something else to try, maybe:
I have programmed a few websites with Lua. The first one was a raid planner for my World of Warcraft guild (that's often how you start programming in Lua...). I used mod_lua with an alpha version of Apache 2.4 for that. Two others were small contests sites for customers, developed with WSAPI, Nginx, Spawn-fcgi and Orbit. This setup is damn fast, faster than mod_lua and anything else I have seen. The pages would display instantly as if they were in cache ! The experience was very pleasant and Lua makes you quickly productive. But you better be well organized. Lua is missing a lot of batteries when it comes to web development, so you often have to implement your own and it can become messy. So I suggest you plan what you will need before you start. I used my own Lua "ORM" with MySQL and a forked version of Lua Pages for the templates. Have a look here if you want to give Lua+Wsapi+Nginx a try : http://mascarenhas.github.com/2009/10/24/wsapi-nginx-fcgi.html I think it is the best setup.
Mar 21, 2018
I cannot get cgilua to work, but wsapi works. I'm slogging through learning how to use it.
I may add this to work with wsapi:
functional programming library
local handler = function(env) local request = wsapi.request.new(env) local GET = wsapi.request.GET local POST = wsapi.request.POST ... end
https://github.com/mpeterv/markdown - most popular and most fully implemented version of Markdown.
in stalled on apr 3, 2018:
luarocks install markdown
https://github.com/bakpakin/luamd - does not include all of Markdown's features.
The MultiMarkdown features that I would use rarely but might be nice of have would include:
- definition lists - i don't know why i have never used this in Textile or in my other web apps that support MultiMarkdown. i guess that I don't truly need it.
- footnotes - another useful format that i rarely use. my biggest usage of footnotes is probably in some pages at babyutoledo.com, which is powered by my Grebe web pub app, and i think that i used Textile to create footnotes. actually, i think that i typed the HTML sup tags or whatever myself because the people who i built the website for didn't want the links to appear that might cause people to bolt to the bottom of the page and lose their place. NOT Linking within a page is a "feature" that some publisher like. The footnote can be displayed with bolding and maybe a different background color, but the reader would have to scroll to the bottom of the page, preferably after reading the page, to see the list of footnotes.

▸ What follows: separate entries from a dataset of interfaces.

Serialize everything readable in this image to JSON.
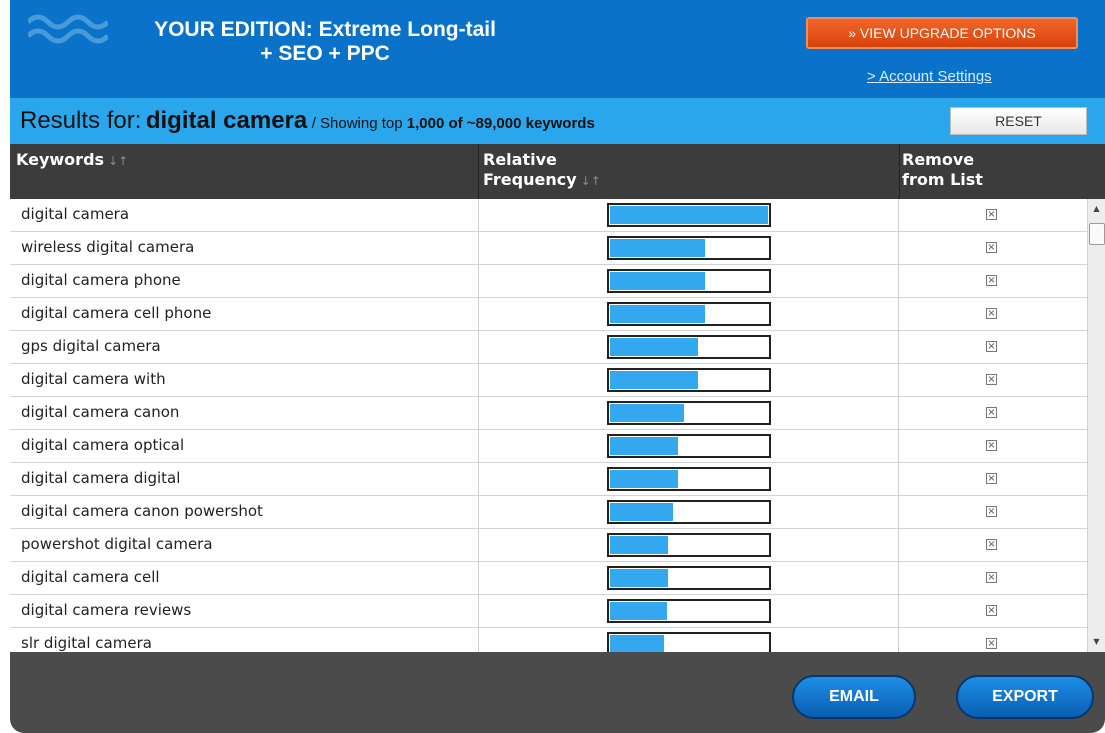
{
  "header": {
    "edition_line1": "YOUR EDITION: Extreme Long-tail",
    "edition_line2": "+ SEO + PPC",
    "upgrade_label": "» VIEW UPGRADE OPTIONS",
    "account_link": "> Account Settings"
  },
  "results": {
    "prefix": "Results for:",
    "query": "digital camera",
    "showing_prefix": "/ Showing top",
    "showing_count": "1,000 of ~89,000 keywords",
    "reset_label": "RESET"
  },
  "table": {
    "columns": {
      "keywords": "Keywords",
      "freq_line1": "Relative",
      "freq_line2": "Frequency",
      "remove_line1": "Remove",
      "remove_line2": "from List",
      "sort_glyph": "↓↑"
    },
    "rows": [
      {
        "keyword": "digital camera",
        "freq": 1.0
      },
      {
        "keyword": "wireless digital camera",
        "freq": 0.6
      },
      {
        "keyword": "digital camera phone",
        "freq": 0.6
      },
      {
        "keyword": "digital camera cell phone",
        "freq": 0.6
      },
      {
        "keyword": "gps digital camera",
        "freq": 0.56
      },
      {
        "keyword": "digital camera with",
        "freq": 0.56
      },
      {
        "keyword": "digital camera canon",
        "freq": 0.47
      },
      {
        "keyword": "digital camera optical",
        "freq": 0.43
      },
      {
        "keyword": "digital camera digital",
        "freq": 0.43
      },
      {
        "keyword": "digital camera canon powershot",
        "freq": 0.4
      },
      {
        "keyword": "powershot digital camera",
        "freq": 0.37
      },
      {
        "keyword": "digital camera cell",
        "freq": 0.37
      },
      {
        "keyword": "digital camera reviews",
        "freq": 0.36
      },
      {
        "keyword": "slr digital camera",
        "freq": 0.34
      }
    ]
  },
  "footer": {
    "email_label": "EMAIL",
    "export_label": "EXPORT"
  },
  "colors": {
    "header_bg": "#0a73c9",
    "results_bar_bg": "#2aa7ec",
    "upgrade_orange": "#e0501a",
    "bar_fill": "#33a8ee",
    "table_header_bg": "#3c3c3c",
    "footer_bg": "#4b4b4b"
  }
}
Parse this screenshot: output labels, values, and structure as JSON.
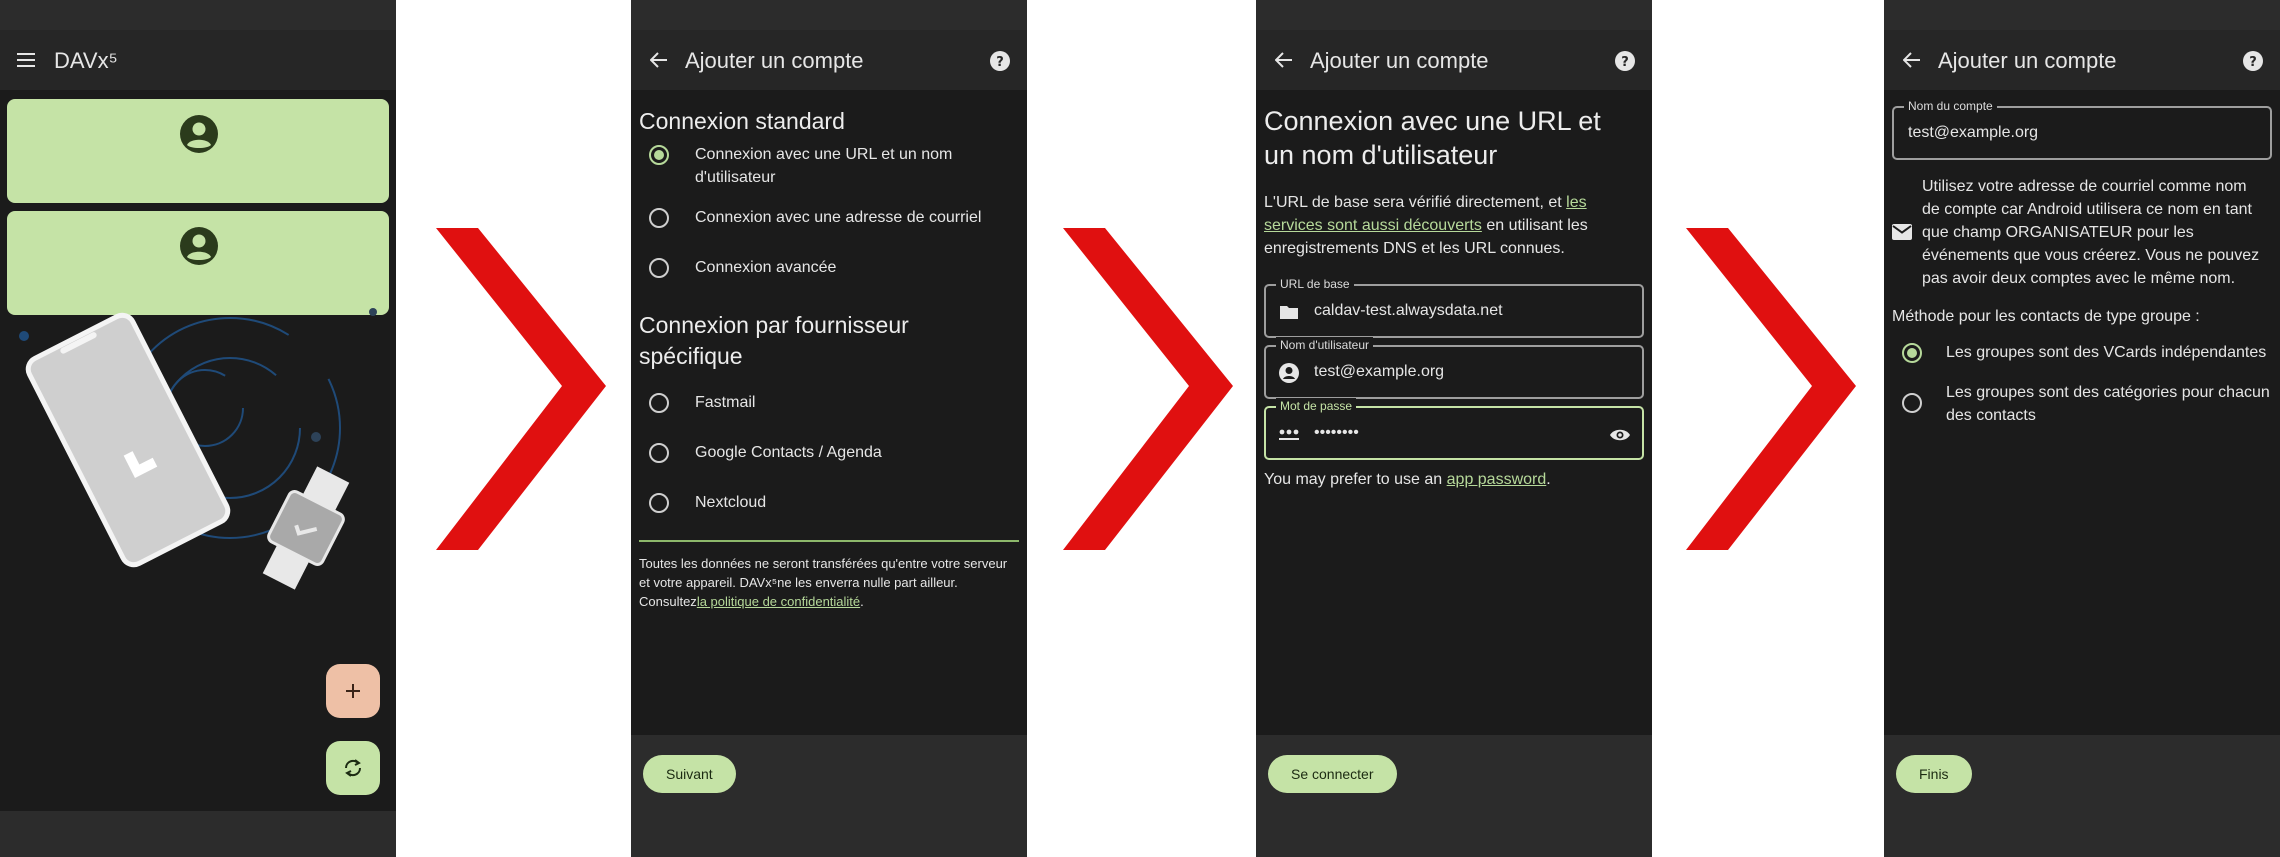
{
  "screen1": {
    "app_title": "DAVx⁵"
  },
  "screen2": {
    "title": "Ajouter un compte",
    "section_standard": "Connexion standard",
    "options_standard": [
      "Connexion avec une URL et un nom d'utilisateur",
      "Connexion avec une adresse de courriel",
      "Connexion avancée"
    ],
    "section_provider": "Connexion par fournisseur spécifique",
    "options_provider": [
      "Fastmail",
      "Google Contacts / Agenda",
      "Nextcloud"
    ],
    "privacy_text": "Toutes les données ne seront transférées qu'entre votre serveur et votre appareil. DAVx⁵ne les enverra nulle part ailleur. Consultez",
    "privacy_link": "la politique de confidentialité",
    "privacy_end": ".",
    "next_label": "Suivant"
  },
  "screen3": {
    "title": "Ajouter un compte",
    "heading": "Connexion avec une URL et un nom d'utilisateur",
    "intro_before": "L'URL de base sera vérifié directement, et ",
    "intro_link": "les services sont aussi découverts",
    "intro_after": " en utilisant les enregistrements DNS et les URL connues.",
    "base_url_label": "URL de base",
    "base_url_value": "caldav-test.alwaysdata.net",
    "username_label": "Nom d'utilisateur",
    "username_value": "test@example.org",
    "password_label": "Mot de passe",
    "password_value": "••••••••",
    "hint_before": "You may prefer to use an ",
    "hint_link": "app password",
    "hint_after": ".",
    "connect_label": "Se connecter"
  },
  "screen4": {
    "title": "Ajouter un compte",
    "account_name_label": "Nom du compte",
    "account_name_value": "test@example.org",
    "email_info": "Utilisez votre adresse de courriel comme nom de compte car Android utilisera ce nom en tant que champ ORGANISATEUR pour les événements que vous créerez. Vous ne pouvez pas avoir deux comptes avec le même nom.",
    "group_method_label": "Méthode pour les contacts de type groupe :",
    "group_options": [
      "Les groupes sont des VCards indépendantes",
      "Les groupes sont des catégories pour chacun des contacts"
    ],
    "finish_label": "Finis"
  },
  "colors": {
    "accent": "#c5e3a6",
    "arrow": "#e01010",
    "background": "#1b1b1b",
    "fab_add": "#eec0a6"
  }
}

- tables - i rarely have a need to display tabular data. sometimes, i use the HTML pre tags. i could also type the HTML table tags myself.
A binding to Discount, a fast C implementation of the Markdown text to HTML markup system. Discount passes the Markdown test suite.
this project looks interesting:
this is for C
another one for see. this might be the fastest one available.
this might be the most interesting project but also more than what i need.
it appears that a Textile markup formatter to HTML does not exist in Lua. That would be an interesting project to undertake.
Different versions of the Textile markup language exists, of course. I would build a Lua module that worked similar to the Perl version that I have been using since 2005.
Textile is much bigger in terms of supported features, compared to Markdown. If I was ever serious about making my Lua version of my Perl-based Wren app power sawv.org, then I would need Textile support. I have thousands of pages that rely on Textile.
I would at least have to create a Textile module that supported 90% of what I do in Textile. I rarely used Textile's support for inline CSS. My Lua Textile module could support the bulk of what I do in Textile.
Some Textile markup syntax.
My Lua version of Wren is called Sora.